As we learned before, all matters are made of different atoms and chemical elements. During the round 2 session, I have studied about Covalent Bond and Ionic Bond which are the combination of elements chemically as well as lessons about the elements in the periodic table. The atoms that are combined together to make different structures including molecules, crystals, etc; are joined together by the force of attraction from the chemical bond. The attraction is made when atoms share or transfer electrons. The electrons that can be shared or transfer are called the Valence Electrons which are located in the outer energy of an atom.

Ionic Bond: Some atoms share their valence electrons, but some atoms transfer their valence electrons from one atom to another. Ionic Bond is the transfer of valence electron from metallic ions to non-metal ions. Usually, the metallic ions give away their valence electrons to become positively charged and non-metals gain valence electrons to become negatively charged. Ionic Bonding creates Ionic compounds that include sodium chloride (salt) and potassium chloride (supplement to lack of potassium in the blood), etc.

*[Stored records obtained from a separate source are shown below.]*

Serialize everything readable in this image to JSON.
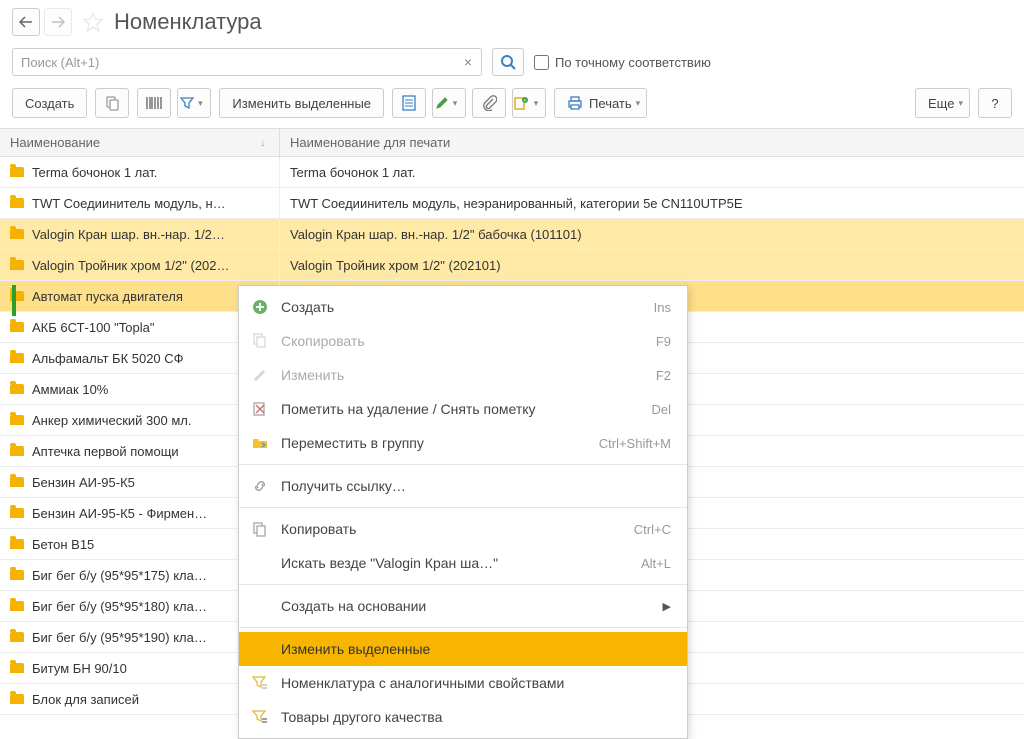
{
  "header": {
    "title": "Номенклатура"
  },
  "search": {
    "placeholder": "Поиск (Alt+1)",
    "exact_label": "По точному соответствию"
  },
  "toolbar": {
    "create": "Создать",
    "change_selected": "Изменить выделенные",
    "print": "Печать",
    "more": "Еще",
    "help": "?"
  },
  "columns": {
    "name": "Наименование",
    "print_name": "Наименование для печати"
  },
  "rows": [
    {
      "name": "Terma бочонок 1 лат.",
      "print_name": "Terma бочонок 1 лат.",
      "selected": false
    },
    {
      "name": "TWT Соедиинитель модуль, н…",
      "print_name": "TWT Соедиинитель модуль, неэранированный, категории 5e CN110UTP5E",
      "selected": false
    },
    {
      "name": "Valogin Кран шар. вн.-нар. 1/2…",
      "print_name": "Valogin Кран шар. вн.-нар. 1/2\" бабочка (101101)",
      "selected": true
    },
    {
      "name": "Valogin Тройник хром 1/2\" (202…",
      "print_name": "Valogin Тройник хром 1/2\" (202101)",
      "selected": true
    },
    {
      "name": "Автомат пуска двигателя",
      "print_name": "",
      "selected": true,
      "current": true
    },
    {
      "name": "АКБ 6СТ-100 \"Topla\"",
      "print_name": "",
      "selected": false
    },
    {
      "name": "Альфамальт БК 5020 СФ",
      "print_name": "",
      "selected": false
    },
    {
      "name": "Аммиак 10%",
      "print_name": "",
      "selected": false
    },
    {
      "name": "Анкер химический 300 мл.",
      "print_name": "",
      "selected": false
    },
    {
      "name": "Аптечка первой помощи",
      "print_name": "",
      "selected": false
    },
    {
      "name": "Бензин АИ-95-К5",
      "print_name": "",
      "selected": false
    },
    {
      "name": "Бензин АИ-95-К5 - Фирмен…",
      "print_name": "",
      "selected": false
    },
    {
      "name": "Бетон В15",
      "print_name": "",
      "selected": false
    },
    {
      "name": "Биг бег б/у (95*95*175) кла…",
      "print_name": "",
      "selected": false
    },
    {
      "name": "Биг бег б/у (95*95*180) кла…",
      "print_name": "",
      "selected": false
    },
    {
      "name": "Биг бег б/у (95*95*190) кла…",
      "print_name": "",
      "selected": false
    },
    {
      "name": "Битум БН 90/10",
      "print_name": "",
      "selected": false
    },
    {
      "name": "Блок для записей",
      "print_name": "",
      "selected": false
    }
  ],
  "context_menu": [
    {
      "label": "Создать",
      "shortcut": "Ins",
      "icon": "plus-circle"
    },
    {
      "label": "Скопировать",
      "shortcut": "F9",
      "icon": "copy-page",
      "disabled": true
    },
    {
      "label": "Изменить",
      "shortcut": "F2",
      "icon": "pencil",
      "disabled": true
    },
    {
      "label": "Пометить на удаление / Снять пометку",
      "shortcut": "Del",
      "icon": "delete-mark"
    },
    {
      "label": "Переместить в группу",
      "shortcut": "Ctrl+Shift+M",
      "icon": "move-folder"
    },
    {
      "sep": true
    },
    {
      "label": "Получить ссылку…",
      "shortcut": "",
      "icon": "link"
    },
    {
      "sep": true
    },
    {
      "label": "Копировать",
      "shortcut": "Ctrl+C",
      "icon": "copy"
    },
    {
      "label": "Искать везде \"Valogin Кран ша…\"",
      "shortcut": "Alt+L",
      "icon": ""
    },
    {
      "sep": true
    },
    {
      "label": "Создать на основании",
      "shortcut": "",
      "icon": "",
      "submenu": true
    },
    {
      "sep": true
    },
    {
      "label": "Изменить выделенные",
      "shortcut": "",
      "icon": "",
      "highlighted": true
    },
    {
      "label": "Номенклатура с аналогичными свойствами",
      "shortcut": "",
      "icon": "filter-list"
    },
    {
      "label": "Товары другого качества",
      "shortcut": "",
      "icon": "filter-stack"
    }
  ]
}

Covalent Bond: Covalent bonds are the action of atoms sharing their valence electrons in order to be stable and have a complete outer energy level. Interestingly, covalent bonds only occur between non-metal elements. The two atoms that together share the valence electrons can be the same or different elements. According to ck12.org, if the bonds form between different elements, a covalent compound is formed. An example of Covalent Bonding is the creation of Hydrogen molecules. Hydrogen only has 1 valence electron and they need two in order to complete. Therefore, Hydrogen atoms each share a valence electron to the other and create  Hydrogen molecule.

Some properties of Covalent Compounds are: 

  • Exist as an individual rather than crystal
  • Covalent Compounds require less energy to pull them apart (weaker compounds compared to ionic bonds
  • lower melting and boiling point than an ionic bond

There are many types of covalent bonding including a single covalent bond, double covalent bond or triple covalent bond. Single Covalent Bond are the bonds that atoms share only a pair of electrons. Double Covalent Bond are the bonds that atoms share two pairs of electrons. Triple Covalent Bond are the bonds that atoms share three pairs of electrons.  

Another Example of Covalent Bonding is the water molecule, which consists of two hydrogen atoms (each with one valence electron) and oxygen (with 6 valence electrons). After they do covalent bonding with each other, they become the covalent compound.

Fun Facts: 

  • Noble Gases (Group 18 on the periodic table) have complete outer shells, which make them stable.
  • There’s a machine to see electrons and the structure of the atom. 
  • When an element is unstable, it is shaky (as viewed by scientists). 

Extra Experiment

This is an experiment when we pour water into the tubes, followed by cooking oil. We could see that the oil always stays separated from water. After that, we poured in food colorings and it slowly goes through the cooking oil but stays separated(as color droplets) and then slowly, the colors dropped into the water and created a wonderful sight. 

The Brief Science of Atoms



(Atoms Picture from Chem Boss) 

Everything that exists on this planet is made up of Atoms. Atoms are really tiny particles, consist of Electrons (negatively charged), Neutron, and Protons (Positively charged). Electrons are orbiting around the nucleus which includes Protons and Neutrons.

During the session of Atoms, I was in a group that researched specifically on Ions and Isotopes. According to my research, Ions are created when an atom has a net electrical charge due to the loss or gain of electrons. If an electron is lost, the atom will become a positive ion and if an electron is gained, the atom will become a negative ion.

Isotopes are a group of the same elements which has the same chemical properties, but what sets them apart is the numbers of neutrons and atomic mass. Based on the internet, Isotopes are given the same numbers of protons.

In other words, the changes of electrons can produce a net electrical charge in an atom and the changes of neutrons can change the atoms into isotopes.